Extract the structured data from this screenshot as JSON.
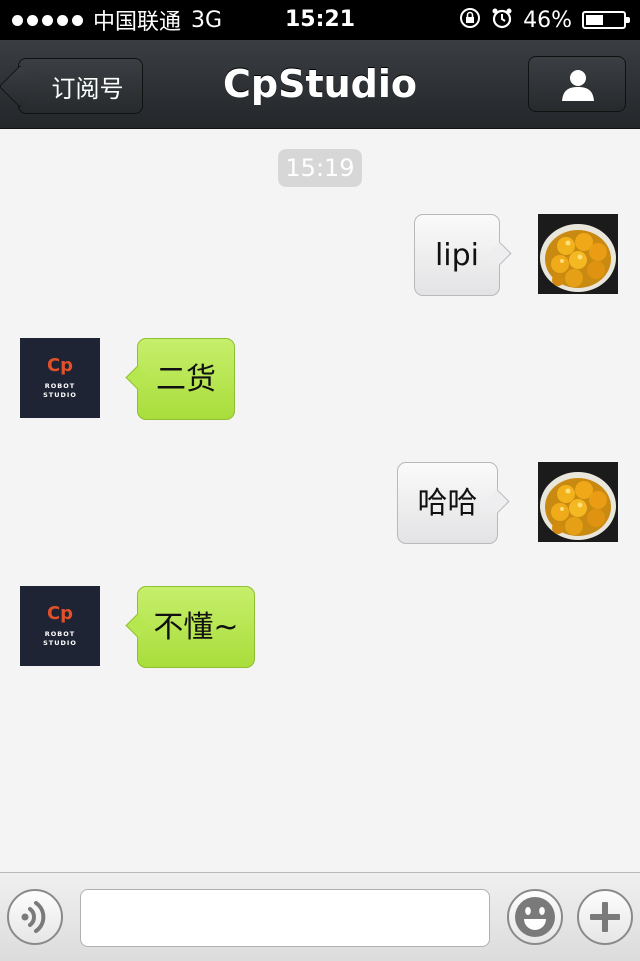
{
  "status_bar": {
    "carrier": "中国联通",
    "network": "3G",
    "time": "15:21",
    "battery_percent": "46%",
    "battery_level": 0.46,
    "icons": [
      "signal-dots-icon",
      "rotation-lock-icon",
      "alarm-icon",
      "battery-icon"
    ]
  },
  "nav": {
    "back_label": "订阅号",
    "title": "CpStudio",
    "profile_icon": "user-icon"
  },
  "chat": {
    "timestamp": "15:19",
    "messages": [
      {
        "side": "right",
        "text": "lipi",
        "avatar": "food-photo"
      },
      {
        "side": "left",
        "text": "二货",
        "avatar": "cp-robot-studio-logo"
      },
      {
        "side": "right",
        "text": "哈哈",
        "avatar": "food-photo"
      },
      {
        "side": "left",
        "text": "不懂~",
        "avatar": "cp-robot-studio-logo"
      }
    ],
    "logo_text": {
      "mark": "Cp",
      "line1": "ROBOT",
      "line2": "STUDIO"
    }
  },
  "input_bar": {
    "text_value": "",
    "placeholder": "",
    "icons": [
      "voice-icon",
      "emoji-icon",
      "plus-icon"
    ]
  },
  "colors": {
    "nav_bg": "#2b2f33",
    "bubble_mine": "#eeeef0",
    "bubble_theirs": "#b6e650",
    "logo_accent": "#e0502a",
    "logo_bg": "#1e2433"
  }
}
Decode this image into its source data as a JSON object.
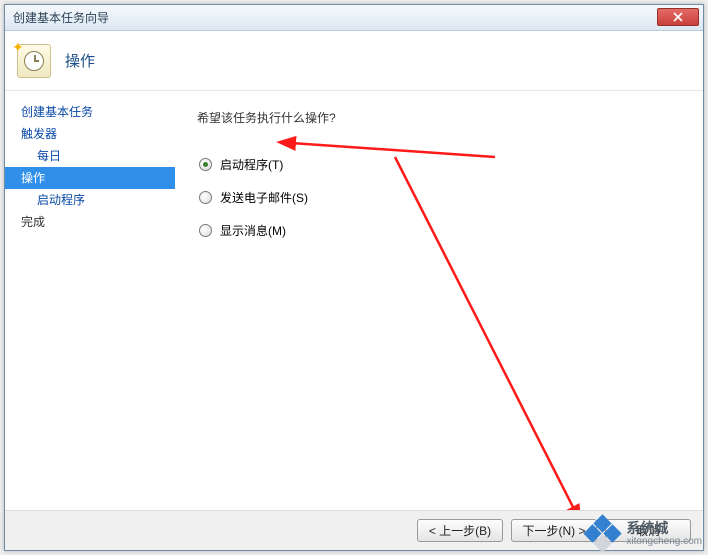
{
  "window": {
    "title": "创建基本任务向导"
  },
  "header": {
    "title": "操作"
  },
  "sidebar": {
    "items": [
      {
        "label": "创建基本任务",
        "sub": false,
        "selected": false,
        "link": true
      },
      {
        "label": "触发器",
        "sub": false,
        "selected": false,
        "link": true
      },
      {
        "label": "每日",
        "sub": true,
        "selected": false,
        "link": true
      },
      {
        "label": "操作",
        "sub": false,
        "selected": true,
        "link": true
      },
      {
        "label": "启动程序",
        "sub": true,
        "selected": false,
        "link": true
      },
      {
        "label": "完成",
        "sub": false,
        "selected": false,
        "link": false
      }
    ]
  },
  "content": {
    "prompt": "希望该任务执行什么操作?",
    "options": [
      {
        "label": "启动程序(T)",
        "checked": true
      },
      {
        "label": "发送电子邮件(S)",
        "checked": false
      },
      {
        "label": "显示消息(M)",
        "checked": false
      }
    ]
  },
  "footer": {
    "back": "< 上一步(B)",
    "next": "下一步(N) >",
    "cancel": "取消"
  },
  "watermark": {
    "brand": "系统城",
    "url": "xitongcheng.com"
  }
}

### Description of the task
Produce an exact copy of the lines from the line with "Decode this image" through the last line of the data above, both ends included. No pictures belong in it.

### Solution
Decode this image into its source data as a JSON object.
{
  "window": {
    "title": "创建基本任务向导"
  },
  "header": {
    "title": "操作"
  },
  "sidebar": {
    "items": [
      {
        "label": "创建基本任务",
        "sub": false,
        "selected": false,
        "link": true
      },
      {
        "label": "触发器",
        "sub": false,
        "selected": false,
        "link": true
      },
      {
        "label": "每日",
        "sub": true,
        "selected": false,
        "link": true
      },
      {
        "label": "操作",
        "sub": false,
        "selected": true,
        "link": true
      },
      {
        "label": "启动程序",
        "sub": true,
        "selected": false,
        "link": true
      },
      {
        "label": "完成",
        "sub": false,
        "selected": false,
        "link": false
      }
    ]
  },
  "content": {
    "prompt": "希望该任务执行什么操作?",
    "options": [
      {
        "label": "启动程序(T)",
        "checked": true
      },
      {
        "label": "发送电子邮件(S)",
        "checked": false
      },
      {
        "label": "显示消息(M)",
        "checked": false
      }
    ]
  },
  "footer": {
    "back": "< 上一步(B)",
    "next": "下一步(N) >",
    "cancel": "取消"
  },
  "watermark": {
    "brand": "系统城",
    "url": "xitongcheng.com"
  }
}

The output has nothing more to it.